Candlemas, on February 2nd, is a separate holiday overlaid with a variety of church traditions as the Festival of the Purification of the Virgin. According to Mosaic Law, women were soiled by the act of childbearing and could “touch no hallowed thing, nor come into sanctuary” for a proscribed time after giving birth. February 2nd, falling forty days after Christmas, marked the official end of Mary’s imposed isolation after the birth of Jesus. Incidentally, giving birth to a daughter was considered even dirtier work, with eighty days of “purification” required.
Whether this custom had its roots in male fears of female procreativity or was originally a welcome opportunity for the new mother and baby to rest and bond, the name Candlemas came from the the fact that the year’s supply of church candles were blessed at the February 2nd mass, which gets us back — albeit circuitously — to fire.
The first half of February, starting on the 2nd, was originally dedicated to Juno Februata, worshipped in pagan Rome as the goddess who inspired the combustible fire, the fever — febris — of love. To honor Her, Romans carried burning candles with them throughout the city. This irritated early Christian authorities, who responded by co-opting the fire connotations of February 2nd as Candlemas.
The love-fest portion of the energy was pushed a couple weeks back to St. Valentine’s Day in an attempt to “abolish the heathen’s lewd superstitious custom of boys drawing [lots for] the names of girls, in honor of their goddess Februata Juno…”
This mingled history gives us Brigid’s fire and fertile soil, Juno Februata’s love-fever, and plenty of potent images of heated creative skills: Poetry, smithing, healing, loving and birthing, all fanned by the first warm-winded hints of winter’s demise. In ritual, strike metal (a rhythmic beat on a Tibetan singing bowl, perhaps) and evoke Brigid’s smithy: How will Brigid’s smith-craft shape and temper our lives in the coming months?

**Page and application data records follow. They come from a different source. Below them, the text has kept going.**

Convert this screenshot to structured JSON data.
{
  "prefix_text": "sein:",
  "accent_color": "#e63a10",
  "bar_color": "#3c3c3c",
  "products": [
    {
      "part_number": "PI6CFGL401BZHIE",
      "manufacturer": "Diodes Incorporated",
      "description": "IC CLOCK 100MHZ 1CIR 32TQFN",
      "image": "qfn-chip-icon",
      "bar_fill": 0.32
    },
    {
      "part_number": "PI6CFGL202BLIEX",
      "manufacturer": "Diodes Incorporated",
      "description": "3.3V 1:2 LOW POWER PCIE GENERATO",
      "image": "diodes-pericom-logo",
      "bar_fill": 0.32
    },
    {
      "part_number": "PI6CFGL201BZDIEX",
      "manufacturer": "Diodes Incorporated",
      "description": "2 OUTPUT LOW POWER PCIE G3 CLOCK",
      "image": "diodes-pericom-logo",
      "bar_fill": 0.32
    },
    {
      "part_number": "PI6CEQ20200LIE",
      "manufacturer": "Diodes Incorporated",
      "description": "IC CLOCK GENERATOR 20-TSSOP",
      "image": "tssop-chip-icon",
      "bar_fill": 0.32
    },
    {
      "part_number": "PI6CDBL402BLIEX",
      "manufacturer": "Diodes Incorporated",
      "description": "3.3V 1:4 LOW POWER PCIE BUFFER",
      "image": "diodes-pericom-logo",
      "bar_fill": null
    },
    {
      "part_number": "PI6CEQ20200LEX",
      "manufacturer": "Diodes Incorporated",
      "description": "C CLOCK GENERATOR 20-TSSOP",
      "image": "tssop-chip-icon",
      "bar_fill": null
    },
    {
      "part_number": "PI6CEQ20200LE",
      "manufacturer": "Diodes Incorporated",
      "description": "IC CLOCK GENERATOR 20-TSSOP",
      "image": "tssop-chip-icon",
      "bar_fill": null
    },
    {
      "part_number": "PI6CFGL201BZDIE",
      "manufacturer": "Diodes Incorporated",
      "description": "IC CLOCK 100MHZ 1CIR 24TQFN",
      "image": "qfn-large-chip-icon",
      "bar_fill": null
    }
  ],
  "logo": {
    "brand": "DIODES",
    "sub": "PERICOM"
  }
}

RITUAL IDEAS and QUESTIONS
- “What projects fire me up right now?”
- “What old stuff can I cast away into the flames?”
- “What do I love? How do I feed that fire?”
To the sound of ringing metal, journey and ask Brigid to shape your life, smoothing out the rough spots, bringing in strength and beauty
* From the Howard Hawks film version of “To Have and Have Not,” 1944.
Robert Graves, The White Goddess; Janet and Stewart Farrar, The Witches’ Goddess; Patricia Monaghan, The Book of Goddesses and Heroines; Barbara Walker, The Women’s Encyclopedia of Myths and Secrets; and (no kidding) Father Butler, Lives of the Saints. Originally printed in The Hole in the Stone magazine.
It might be a glass of wine.
Or a piece of bread or a tortilla or an apple.
Or a cup of water (I’m in high-plains Colorado and water is sacred here, even if it comes out of a tap).
Once outside, I speak my thanks aloud, first and foremost. If I don’t say Thanks for what’s going right, why should the Goddess bother sending more? Then – sometimes – I add requests.
Somewhere in the midst of this, I pour out some liquid, scatter my grain-stuffs. This isn’t because I think the Goddess, the gods – or the divine source, or the Higher Power, or by-whatever-name – are literally hungry or thirsty. That’s physical-world stuff.
My offerings are a form of honoring, and an exchange of energy. Offerings and libations – the liquid portion of these offerings – have an ancient tradition worldwide. I think of offerings as a symbolic giving-back of what’s been given to me.
That’s why I use the good stuff. Offerings can’t be some moldy bread I might fling out for the squirrels, or a bottle of cheap vino I keep just to pour on the ground but won’t drink myself. As per an old adage about not cooking with any wine you wouldn’t care to drink, what’s getting “cooked” here are my goals, my plans, my life. This is worthy of good ingredients.
Offerings and libations needn’t be a fancy-supplies-laden practice. They don’t need to be scheduled in advance. This can be a spontaneous practice, fairly casual and brief, because what really happens here is between you and the deities you’re addressing. And when that happens, life-shifts happen, too.